What the task requires >> Set down every record exactly as it appears.

App and web page records
· · · ·
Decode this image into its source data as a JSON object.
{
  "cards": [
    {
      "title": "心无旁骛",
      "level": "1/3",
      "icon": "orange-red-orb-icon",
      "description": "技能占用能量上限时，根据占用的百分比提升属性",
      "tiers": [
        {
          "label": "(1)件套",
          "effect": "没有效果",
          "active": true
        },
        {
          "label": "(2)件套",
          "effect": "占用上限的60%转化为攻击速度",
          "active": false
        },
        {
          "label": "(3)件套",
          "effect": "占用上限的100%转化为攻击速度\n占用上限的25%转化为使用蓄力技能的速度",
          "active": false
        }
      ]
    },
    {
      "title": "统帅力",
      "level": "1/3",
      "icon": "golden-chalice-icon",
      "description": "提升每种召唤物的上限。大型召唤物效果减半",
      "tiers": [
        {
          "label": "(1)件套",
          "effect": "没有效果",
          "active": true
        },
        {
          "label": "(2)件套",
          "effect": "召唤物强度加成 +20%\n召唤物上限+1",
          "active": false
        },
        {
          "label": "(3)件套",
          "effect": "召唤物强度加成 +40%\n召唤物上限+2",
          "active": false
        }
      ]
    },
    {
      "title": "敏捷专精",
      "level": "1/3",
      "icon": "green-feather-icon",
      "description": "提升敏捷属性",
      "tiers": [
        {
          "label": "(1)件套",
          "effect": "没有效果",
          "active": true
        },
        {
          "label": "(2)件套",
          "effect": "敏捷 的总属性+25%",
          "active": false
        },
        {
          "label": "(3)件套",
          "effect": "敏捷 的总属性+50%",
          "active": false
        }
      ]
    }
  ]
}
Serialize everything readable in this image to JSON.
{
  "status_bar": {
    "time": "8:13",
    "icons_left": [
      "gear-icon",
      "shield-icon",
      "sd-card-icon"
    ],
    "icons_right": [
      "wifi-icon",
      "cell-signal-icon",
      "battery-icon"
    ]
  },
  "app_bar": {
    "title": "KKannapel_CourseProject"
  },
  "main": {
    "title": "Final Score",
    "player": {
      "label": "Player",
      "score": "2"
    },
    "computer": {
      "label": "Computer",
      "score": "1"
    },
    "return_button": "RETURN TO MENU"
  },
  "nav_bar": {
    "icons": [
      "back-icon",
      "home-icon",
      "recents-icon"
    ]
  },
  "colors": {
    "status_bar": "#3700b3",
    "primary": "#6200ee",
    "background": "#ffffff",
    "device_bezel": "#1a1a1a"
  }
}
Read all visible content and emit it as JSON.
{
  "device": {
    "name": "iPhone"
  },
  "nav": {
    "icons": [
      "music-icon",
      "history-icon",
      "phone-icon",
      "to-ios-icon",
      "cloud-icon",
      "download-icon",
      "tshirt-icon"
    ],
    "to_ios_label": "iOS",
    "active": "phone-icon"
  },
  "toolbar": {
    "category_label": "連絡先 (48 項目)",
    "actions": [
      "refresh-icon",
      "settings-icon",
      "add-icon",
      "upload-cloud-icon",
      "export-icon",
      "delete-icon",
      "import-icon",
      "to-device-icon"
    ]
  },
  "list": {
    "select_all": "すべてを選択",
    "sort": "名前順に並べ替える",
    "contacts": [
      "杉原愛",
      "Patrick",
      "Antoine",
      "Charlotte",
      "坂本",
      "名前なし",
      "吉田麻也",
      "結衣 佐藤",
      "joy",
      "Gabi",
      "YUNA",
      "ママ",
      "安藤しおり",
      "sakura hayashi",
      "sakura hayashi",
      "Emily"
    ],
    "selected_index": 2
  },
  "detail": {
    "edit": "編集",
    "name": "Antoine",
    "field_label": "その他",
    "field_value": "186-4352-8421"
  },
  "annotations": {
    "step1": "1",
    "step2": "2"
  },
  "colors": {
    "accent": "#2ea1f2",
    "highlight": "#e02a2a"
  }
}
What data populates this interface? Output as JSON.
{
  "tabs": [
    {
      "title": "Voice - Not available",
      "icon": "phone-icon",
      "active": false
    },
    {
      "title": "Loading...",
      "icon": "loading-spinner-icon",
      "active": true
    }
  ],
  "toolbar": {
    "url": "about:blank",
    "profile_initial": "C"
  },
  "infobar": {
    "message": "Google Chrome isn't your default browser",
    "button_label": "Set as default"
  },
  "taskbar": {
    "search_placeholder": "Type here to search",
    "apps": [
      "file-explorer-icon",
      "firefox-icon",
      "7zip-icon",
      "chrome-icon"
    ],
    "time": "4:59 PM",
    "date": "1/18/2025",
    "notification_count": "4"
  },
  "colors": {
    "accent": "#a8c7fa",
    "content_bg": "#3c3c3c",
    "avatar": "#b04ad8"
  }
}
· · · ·
Reply to the task >>
Decode this image into its source data as a JSON object.
{
  "cards": [
    {
      "title": "心无旁骛",
      "level": "1/3",
      "icon": "orange-red-orb-icon",
      "description": "技能占用能量上限时，根据占用的百分比提升属性",
      "tiers": [
        {
          "label": "(1)件套",
          "effect": "没有效果",
          "active": true
        },
        {
          "label": "(2)件套",
          "effect": "占用上限的60%转化为攻击速度",
          "active": false
        },
        {
          "label": "(3)件套",
          "effect": "占用上限的100%转化为攻击速度\n占用上限的25%转化为使用蓄力技能的速度",
          "active": false
        }
      ]
    },
    {
      "title": "统帅力",
      "level": "1/3",
      "icon": "golden-chalice-icon",
      "description": "提升每种召唤物的上限。大型召唤物效果减半",
      "tiers": [
        {
          "label": "(1)件套",
          "effect": "没有效果",
          "active": true
        },
        {
          "label": "(2)件套",
          "effect": "召唤物强度加成 +20%\n召唤物上限+1",
          "active": false
        },
        {
          "label": "(3)件套",
          "effect": "召唤物强度加成 +40%\n召唤物上限+2",
          "active": false
        }
      ]
    },
    {
      "title": "敏捷专精",
      "level": "1/3",
      "icon": "green-feather-icon",
      "description": "提升敏捷属性",
      "tiers": [
        {
          "label": "(1)件套",
          "effect": "没有效果",
          "active": true
        },
        {
          "label": "(2)件套",
          "effect": "敏捷 的总属性+25%",
          "active": false
        },
        {
          "label": "(3)件套",
          "effect": "敏捷 的总属性+50%",
          "active": false
        }
      ]
    }
  ]
}
Serialize everything readable in this image to JSON.
{
  "status_bar": {
    "time": "8:13",
    "icons_left": [
      "gear-icon",
      "shield-icon",
      "sd-card-icon"
    ],
    "icons_right": [
      "wifi-icon",
      "cell-signal-icon",
      "battery-icon"
    ]
  },
  "app_bar": {
    "title": "KKannapel_CourseProject"
  },
  "main": {
    "title": "Final Score",
    "player": {
      "label": "Player",
      "score": "2"
    },
    "computer": {
      "label": "Computer",
      "score": "1"
    },
    "return_button": "RETURN TO MENU"
  },
  "nav_bar": {
    "icons": [
      "back-icon",
      "home-icon",
      "recents-icon"
    ]
  },
  "colors": {
    "status_bar": "#3700b3",
    "primary": "#6200ee",
    "background": "#ffffff",
    "device_bezel": "#1a1a1a"
  }
}
Read all visible content and emit it as JSON.
{
  "device": {
    "name": "iPhone"
  },
  "nav": {
    "icons": [
      "music-icon",
      "history-icon",
      "phone-icon",
      "to-ios-icon",
      "cloud-icon",
      "download-icon",
      "tshirt-icon"
    ],
    "to_ios_label": "iOS",
    "active": "phone-icon"
  },
  "toolbar": {
    "category_label": "連絡先 (48 項目)",
    "actions": [
      "refresh-icon",
      "settings-icon",
      "add-icon",
      "upload-cloud-icon",
      "export-icon",
      "delete-icon",
      "import-icon",
      "to-device-icon"
    ]
  },
  "list": {
    "select_all": "すべてを選択",
    "sort": "名前順に並べ替える",
    "contacts": [
      "杉原愛",
      "Patrick",
      "Antoine",
      "Charlotte",
      "坂本",
      "名前なし",
      "吉田麻也",
      "結衣 佐藤",
      "joy",
      "Gabi",
      "YUNA",
      "ママ",
      "安藤しおり",
      "sakura hayashi",
      "sakura hayashi",
      "Emily"
    ],
    "selected_index": 2
  },
  "detail": {
    "edit": "編集",
    "name": "Antoine",
    "field_label": "その他",
    "field_value": "186-4352-8421"
  },
  "annotations": {
    "step1": "1",
    "step2": "2"
  },
  "colors": {
    "accent": "#2ea1f2",
    "highlight": "#e02a2a"
  }
}
What data populates this interface? Output as JSON.
{
  "tabs": [
    {
      "title": "Voice - Not available",
      "icon": "phone-icon",
      "active": false
    },
    {
      "title": "Loading...",
      "icon": "loading-spinner-icon",
      "active": true
    }
  ],
  "toolbar": {
    "url": "about:blank",
    "profile_initial": "C"
  },
  "infobar": {
    "message": "Google Chrome isn't your default browser",
    "button_label": "Set as default"
  },
  "taskbar": {
    "search_placeholder": "Type here to search",
    "apps": [
      "file-explorer-icon",
      "firefox-icon",
      "7zip-icon",
      "chrome-icon"
    ],
    "time": "4:59 PM",
    "date": "1/18/2025",
    "notification_count": "4"
  },
  "colors": {
    "accent": "#a8c7fa",
    "content_bg": "#3c3c3c",
    "avatar": "#b04ad8"
  }
}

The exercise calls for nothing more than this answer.